* S&P 500, Dow coming off record closing highs
* Investors watch struggling small-cap index
* Fossil profit outlook well below expectations
* Futures down: Dow 9 pts, S&P 2 pts, Nasdaq 2.25 pts
By Ryan Vlastelica
NEW YORK, May 14 (Reuters) - U.S. stock index futures edged lower on Wednesday as investors found few reasons to keep pushing shares higher, with the Dow and S&P 500 both coming off record closing highs.
* The S&P rose above 1,900 for the first time on Tuesday, though it gave up some of its gains in afternoon trading to end barely higher for a third straight day.
* Investors are looking for fresh catalysts to keep the market's momentum going amid mixed reads on the economy from data and corporate earnings, as well as the ongoing threat that the tension between Russia and Ukraine could escalate into further violence.
* Small-cap shares have been in focus lately, with the Russell 2000 index down 1.1 percent on Tuesday, bucking the otherwise positive tone on the day. Some analysts are concerned that persistent weakness in small-caps could spread throughout the market.
* S&P 500 futures fell 2 points and were below fair value, a formula that evaluates pricing by taking into account interest rates, dividends and time to expiration on the contract. Dow Jones industrial average futures slipped 9 points and Nasdaq 100 futures lost 2.25 points.
* Sears Holding Corp said it would hire an investment bank to help explore alternatives for its 51 percent stake in Sears Canada.
* Fossil Group Inc late Tuesday gave a second-quarter profit outlook that was much lower than expected, pressured by rising costs.
* Investors are looking ahead to April producer prices data, which will be released at 8:30 a.m. EDT (1230 GMT) and are seen rising 0.2 percent. Quarterly results from Cisco Systems will be released after the market closes.

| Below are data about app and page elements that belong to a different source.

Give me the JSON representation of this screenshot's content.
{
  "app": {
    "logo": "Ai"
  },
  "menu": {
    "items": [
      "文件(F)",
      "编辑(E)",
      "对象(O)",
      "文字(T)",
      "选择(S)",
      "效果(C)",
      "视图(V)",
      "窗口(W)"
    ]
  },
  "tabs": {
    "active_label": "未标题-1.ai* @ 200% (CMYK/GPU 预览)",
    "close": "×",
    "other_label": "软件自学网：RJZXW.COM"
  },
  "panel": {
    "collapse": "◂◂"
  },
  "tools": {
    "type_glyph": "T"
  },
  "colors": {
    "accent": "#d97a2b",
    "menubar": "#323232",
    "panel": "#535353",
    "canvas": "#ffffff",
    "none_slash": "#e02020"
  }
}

* While the situation in Ukraine has not been a primary market mover this week, investors continue to watch the situation closely. On Tuesday, pro-Russian separatists ambushed Ukrainian troops, killing seven in the heaviest loss of life for government forces in a single clash. (Editing by Bernadette Baum)